• [Data for review]

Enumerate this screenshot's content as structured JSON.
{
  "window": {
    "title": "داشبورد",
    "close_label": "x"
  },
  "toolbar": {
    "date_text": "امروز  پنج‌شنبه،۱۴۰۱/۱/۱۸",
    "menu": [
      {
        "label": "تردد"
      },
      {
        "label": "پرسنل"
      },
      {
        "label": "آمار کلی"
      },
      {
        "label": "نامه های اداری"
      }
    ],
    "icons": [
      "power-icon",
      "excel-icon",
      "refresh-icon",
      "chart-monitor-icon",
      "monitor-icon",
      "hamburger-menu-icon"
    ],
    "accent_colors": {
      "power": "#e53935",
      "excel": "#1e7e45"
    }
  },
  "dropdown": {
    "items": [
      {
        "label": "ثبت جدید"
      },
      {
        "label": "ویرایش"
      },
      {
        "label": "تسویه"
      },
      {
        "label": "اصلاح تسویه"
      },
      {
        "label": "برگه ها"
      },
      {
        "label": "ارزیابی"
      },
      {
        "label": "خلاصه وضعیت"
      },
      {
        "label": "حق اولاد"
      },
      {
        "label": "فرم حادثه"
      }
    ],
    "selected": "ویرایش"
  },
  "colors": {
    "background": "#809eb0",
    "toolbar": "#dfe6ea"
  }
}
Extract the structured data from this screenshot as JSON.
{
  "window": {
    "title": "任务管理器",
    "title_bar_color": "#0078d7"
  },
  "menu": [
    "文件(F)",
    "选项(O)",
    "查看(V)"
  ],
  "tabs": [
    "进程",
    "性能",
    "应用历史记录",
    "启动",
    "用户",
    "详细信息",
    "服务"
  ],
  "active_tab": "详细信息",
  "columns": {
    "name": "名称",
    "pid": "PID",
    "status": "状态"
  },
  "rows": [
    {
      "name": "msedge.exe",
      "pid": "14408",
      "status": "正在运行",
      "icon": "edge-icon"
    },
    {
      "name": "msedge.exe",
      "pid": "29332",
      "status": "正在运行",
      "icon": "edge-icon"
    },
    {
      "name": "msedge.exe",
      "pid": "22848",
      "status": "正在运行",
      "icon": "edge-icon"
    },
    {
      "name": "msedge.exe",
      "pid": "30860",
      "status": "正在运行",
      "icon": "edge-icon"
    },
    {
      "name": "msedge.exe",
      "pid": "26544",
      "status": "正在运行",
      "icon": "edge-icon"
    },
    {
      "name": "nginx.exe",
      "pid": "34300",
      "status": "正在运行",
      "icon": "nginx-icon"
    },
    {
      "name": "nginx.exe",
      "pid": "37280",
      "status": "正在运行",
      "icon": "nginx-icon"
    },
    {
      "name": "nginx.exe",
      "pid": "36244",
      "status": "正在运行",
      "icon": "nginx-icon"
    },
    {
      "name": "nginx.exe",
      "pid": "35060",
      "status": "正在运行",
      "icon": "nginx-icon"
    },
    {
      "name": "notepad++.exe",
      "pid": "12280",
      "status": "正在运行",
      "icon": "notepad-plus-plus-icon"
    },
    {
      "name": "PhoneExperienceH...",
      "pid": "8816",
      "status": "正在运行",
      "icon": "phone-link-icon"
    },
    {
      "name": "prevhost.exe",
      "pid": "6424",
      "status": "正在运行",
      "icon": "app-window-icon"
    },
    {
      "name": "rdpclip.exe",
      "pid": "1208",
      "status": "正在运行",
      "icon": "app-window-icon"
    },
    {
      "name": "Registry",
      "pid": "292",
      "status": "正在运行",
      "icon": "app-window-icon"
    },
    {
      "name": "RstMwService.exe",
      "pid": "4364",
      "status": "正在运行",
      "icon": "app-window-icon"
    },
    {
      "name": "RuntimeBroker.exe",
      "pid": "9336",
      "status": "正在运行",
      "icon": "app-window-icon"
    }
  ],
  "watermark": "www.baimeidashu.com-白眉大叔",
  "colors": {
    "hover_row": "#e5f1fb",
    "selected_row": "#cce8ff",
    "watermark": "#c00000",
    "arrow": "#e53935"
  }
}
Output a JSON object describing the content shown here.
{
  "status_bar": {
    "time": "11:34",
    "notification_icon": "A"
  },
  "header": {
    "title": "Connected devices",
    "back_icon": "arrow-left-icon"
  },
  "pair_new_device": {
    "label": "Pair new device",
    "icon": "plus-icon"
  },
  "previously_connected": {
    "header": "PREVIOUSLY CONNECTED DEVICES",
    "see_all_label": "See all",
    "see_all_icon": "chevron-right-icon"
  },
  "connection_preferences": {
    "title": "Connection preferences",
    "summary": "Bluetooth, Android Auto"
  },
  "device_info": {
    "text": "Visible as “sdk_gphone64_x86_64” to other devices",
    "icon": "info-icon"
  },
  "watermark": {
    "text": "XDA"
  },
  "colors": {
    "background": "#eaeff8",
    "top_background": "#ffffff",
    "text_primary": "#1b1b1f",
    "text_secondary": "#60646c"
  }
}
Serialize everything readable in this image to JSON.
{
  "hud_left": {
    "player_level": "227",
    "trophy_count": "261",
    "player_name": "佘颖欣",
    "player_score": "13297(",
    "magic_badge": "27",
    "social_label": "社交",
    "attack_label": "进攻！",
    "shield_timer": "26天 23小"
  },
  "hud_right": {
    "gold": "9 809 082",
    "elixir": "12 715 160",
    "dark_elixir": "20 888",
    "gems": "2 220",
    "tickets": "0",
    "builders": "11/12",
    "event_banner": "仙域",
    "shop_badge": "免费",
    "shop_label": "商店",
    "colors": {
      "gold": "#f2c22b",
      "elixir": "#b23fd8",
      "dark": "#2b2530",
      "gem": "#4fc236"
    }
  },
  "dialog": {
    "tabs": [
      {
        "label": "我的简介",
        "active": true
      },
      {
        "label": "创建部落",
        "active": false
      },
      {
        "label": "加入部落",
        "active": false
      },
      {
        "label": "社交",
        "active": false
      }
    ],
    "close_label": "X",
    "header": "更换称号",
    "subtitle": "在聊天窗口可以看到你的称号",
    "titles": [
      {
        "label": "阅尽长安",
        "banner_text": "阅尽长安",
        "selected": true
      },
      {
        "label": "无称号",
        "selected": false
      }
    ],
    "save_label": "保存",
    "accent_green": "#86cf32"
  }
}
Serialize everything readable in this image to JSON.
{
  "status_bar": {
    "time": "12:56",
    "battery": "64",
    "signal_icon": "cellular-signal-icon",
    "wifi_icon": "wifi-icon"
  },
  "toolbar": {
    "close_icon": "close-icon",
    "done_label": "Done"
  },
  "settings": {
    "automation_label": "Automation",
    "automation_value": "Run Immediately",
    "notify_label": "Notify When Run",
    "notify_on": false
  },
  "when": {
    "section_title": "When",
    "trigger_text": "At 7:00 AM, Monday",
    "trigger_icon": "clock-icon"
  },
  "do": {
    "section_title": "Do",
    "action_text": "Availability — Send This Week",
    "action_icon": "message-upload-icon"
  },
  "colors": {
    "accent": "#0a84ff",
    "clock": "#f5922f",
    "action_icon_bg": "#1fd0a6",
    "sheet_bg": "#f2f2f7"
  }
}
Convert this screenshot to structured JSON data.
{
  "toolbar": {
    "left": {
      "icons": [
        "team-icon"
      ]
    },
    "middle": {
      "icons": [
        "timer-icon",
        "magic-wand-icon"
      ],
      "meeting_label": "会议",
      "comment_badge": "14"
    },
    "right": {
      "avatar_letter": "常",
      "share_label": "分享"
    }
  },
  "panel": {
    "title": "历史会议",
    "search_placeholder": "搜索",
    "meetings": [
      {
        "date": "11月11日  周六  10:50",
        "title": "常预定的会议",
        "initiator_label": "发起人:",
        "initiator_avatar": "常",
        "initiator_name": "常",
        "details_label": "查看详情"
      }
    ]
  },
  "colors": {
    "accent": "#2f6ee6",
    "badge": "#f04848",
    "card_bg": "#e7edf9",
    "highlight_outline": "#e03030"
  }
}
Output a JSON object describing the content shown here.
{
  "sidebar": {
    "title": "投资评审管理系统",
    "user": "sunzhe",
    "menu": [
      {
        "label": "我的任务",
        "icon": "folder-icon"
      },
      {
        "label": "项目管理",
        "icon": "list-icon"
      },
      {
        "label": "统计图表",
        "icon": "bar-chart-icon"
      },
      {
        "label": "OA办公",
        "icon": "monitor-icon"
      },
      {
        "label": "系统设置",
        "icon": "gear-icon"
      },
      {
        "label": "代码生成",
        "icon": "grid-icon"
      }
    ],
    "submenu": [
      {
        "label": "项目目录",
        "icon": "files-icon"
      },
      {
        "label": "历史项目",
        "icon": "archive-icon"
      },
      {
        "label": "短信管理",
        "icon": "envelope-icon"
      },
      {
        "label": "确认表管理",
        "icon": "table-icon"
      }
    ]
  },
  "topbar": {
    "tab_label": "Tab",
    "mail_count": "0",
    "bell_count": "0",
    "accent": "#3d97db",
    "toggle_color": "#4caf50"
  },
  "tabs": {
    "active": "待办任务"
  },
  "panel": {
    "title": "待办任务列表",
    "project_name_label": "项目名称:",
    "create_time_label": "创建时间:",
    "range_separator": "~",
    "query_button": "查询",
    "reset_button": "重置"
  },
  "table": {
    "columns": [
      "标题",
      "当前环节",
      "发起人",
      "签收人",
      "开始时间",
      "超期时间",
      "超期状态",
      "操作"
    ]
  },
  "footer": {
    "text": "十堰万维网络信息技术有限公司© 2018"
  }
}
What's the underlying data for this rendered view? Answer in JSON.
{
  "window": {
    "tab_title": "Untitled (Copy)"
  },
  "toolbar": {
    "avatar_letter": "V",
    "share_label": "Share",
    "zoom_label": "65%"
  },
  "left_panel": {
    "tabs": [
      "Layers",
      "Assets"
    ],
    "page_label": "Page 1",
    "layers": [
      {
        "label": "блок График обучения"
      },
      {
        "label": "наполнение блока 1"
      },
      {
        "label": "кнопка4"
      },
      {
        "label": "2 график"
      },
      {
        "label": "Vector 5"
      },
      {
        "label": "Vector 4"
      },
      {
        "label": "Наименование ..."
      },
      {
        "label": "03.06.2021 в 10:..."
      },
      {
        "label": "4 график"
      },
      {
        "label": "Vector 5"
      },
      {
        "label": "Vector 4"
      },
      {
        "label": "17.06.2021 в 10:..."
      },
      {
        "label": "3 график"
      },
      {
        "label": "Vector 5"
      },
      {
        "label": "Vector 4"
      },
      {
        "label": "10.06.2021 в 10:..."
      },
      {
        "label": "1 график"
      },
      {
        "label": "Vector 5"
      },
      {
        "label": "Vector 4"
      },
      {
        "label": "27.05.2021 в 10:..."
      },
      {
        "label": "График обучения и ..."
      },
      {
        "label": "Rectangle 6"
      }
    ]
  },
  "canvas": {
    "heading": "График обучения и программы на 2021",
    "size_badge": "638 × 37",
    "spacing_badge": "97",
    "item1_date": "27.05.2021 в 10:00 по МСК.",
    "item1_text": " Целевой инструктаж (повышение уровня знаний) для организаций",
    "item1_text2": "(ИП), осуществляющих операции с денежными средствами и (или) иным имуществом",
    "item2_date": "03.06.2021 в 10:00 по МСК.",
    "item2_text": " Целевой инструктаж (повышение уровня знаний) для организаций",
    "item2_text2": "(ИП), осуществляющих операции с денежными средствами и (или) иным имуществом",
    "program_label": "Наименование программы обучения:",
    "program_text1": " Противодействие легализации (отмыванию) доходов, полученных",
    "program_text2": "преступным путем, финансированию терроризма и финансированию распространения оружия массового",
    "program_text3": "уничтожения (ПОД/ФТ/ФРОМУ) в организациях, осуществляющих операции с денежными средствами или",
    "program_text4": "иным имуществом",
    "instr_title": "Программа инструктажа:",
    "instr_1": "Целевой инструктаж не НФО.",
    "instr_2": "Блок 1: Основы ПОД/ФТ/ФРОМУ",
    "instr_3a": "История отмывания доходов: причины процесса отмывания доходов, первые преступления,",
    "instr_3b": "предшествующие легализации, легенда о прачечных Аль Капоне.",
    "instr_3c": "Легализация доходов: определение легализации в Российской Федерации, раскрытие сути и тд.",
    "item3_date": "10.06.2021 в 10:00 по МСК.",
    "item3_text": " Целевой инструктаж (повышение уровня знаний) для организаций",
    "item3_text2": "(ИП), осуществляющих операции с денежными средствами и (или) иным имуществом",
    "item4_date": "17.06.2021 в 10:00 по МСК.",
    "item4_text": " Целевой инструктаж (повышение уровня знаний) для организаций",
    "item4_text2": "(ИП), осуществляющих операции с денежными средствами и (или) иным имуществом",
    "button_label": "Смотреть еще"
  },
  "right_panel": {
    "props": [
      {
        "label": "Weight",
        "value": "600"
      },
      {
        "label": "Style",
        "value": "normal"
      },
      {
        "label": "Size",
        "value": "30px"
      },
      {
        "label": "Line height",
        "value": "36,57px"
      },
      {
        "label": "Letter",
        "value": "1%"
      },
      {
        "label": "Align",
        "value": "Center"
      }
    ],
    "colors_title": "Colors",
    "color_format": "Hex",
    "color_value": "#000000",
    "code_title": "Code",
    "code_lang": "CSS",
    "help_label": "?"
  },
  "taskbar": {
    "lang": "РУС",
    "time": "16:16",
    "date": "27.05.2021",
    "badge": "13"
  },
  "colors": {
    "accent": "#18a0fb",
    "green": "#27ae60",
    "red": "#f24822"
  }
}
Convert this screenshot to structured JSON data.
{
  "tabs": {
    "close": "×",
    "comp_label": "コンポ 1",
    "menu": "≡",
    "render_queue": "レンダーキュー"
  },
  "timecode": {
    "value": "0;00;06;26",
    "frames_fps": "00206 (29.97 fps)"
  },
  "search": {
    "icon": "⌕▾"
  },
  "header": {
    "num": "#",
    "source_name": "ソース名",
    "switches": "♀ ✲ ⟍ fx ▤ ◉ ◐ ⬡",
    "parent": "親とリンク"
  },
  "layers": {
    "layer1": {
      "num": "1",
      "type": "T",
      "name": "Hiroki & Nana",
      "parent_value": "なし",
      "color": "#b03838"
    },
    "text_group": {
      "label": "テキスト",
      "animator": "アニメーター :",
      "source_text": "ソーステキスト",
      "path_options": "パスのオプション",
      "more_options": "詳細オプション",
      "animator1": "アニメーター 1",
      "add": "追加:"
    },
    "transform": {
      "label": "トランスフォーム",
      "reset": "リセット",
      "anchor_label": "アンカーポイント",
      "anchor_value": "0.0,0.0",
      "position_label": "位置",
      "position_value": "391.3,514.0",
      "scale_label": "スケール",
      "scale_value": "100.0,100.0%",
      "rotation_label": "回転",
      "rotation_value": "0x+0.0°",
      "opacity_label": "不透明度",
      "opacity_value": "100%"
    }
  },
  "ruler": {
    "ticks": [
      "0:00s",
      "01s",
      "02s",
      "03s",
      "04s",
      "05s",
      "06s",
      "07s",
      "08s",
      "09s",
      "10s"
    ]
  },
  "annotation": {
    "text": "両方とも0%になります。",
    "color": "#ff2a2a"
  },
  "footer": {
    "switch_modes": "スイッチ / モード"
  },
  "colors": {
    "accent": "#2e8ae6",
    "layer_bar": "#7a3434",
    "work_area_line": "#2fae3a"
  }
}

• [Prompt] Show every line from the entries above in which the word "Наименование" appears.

• [Result of the exercise]
        "label": "Наименование ..."
    "program_label": "Наименование программы обучения:",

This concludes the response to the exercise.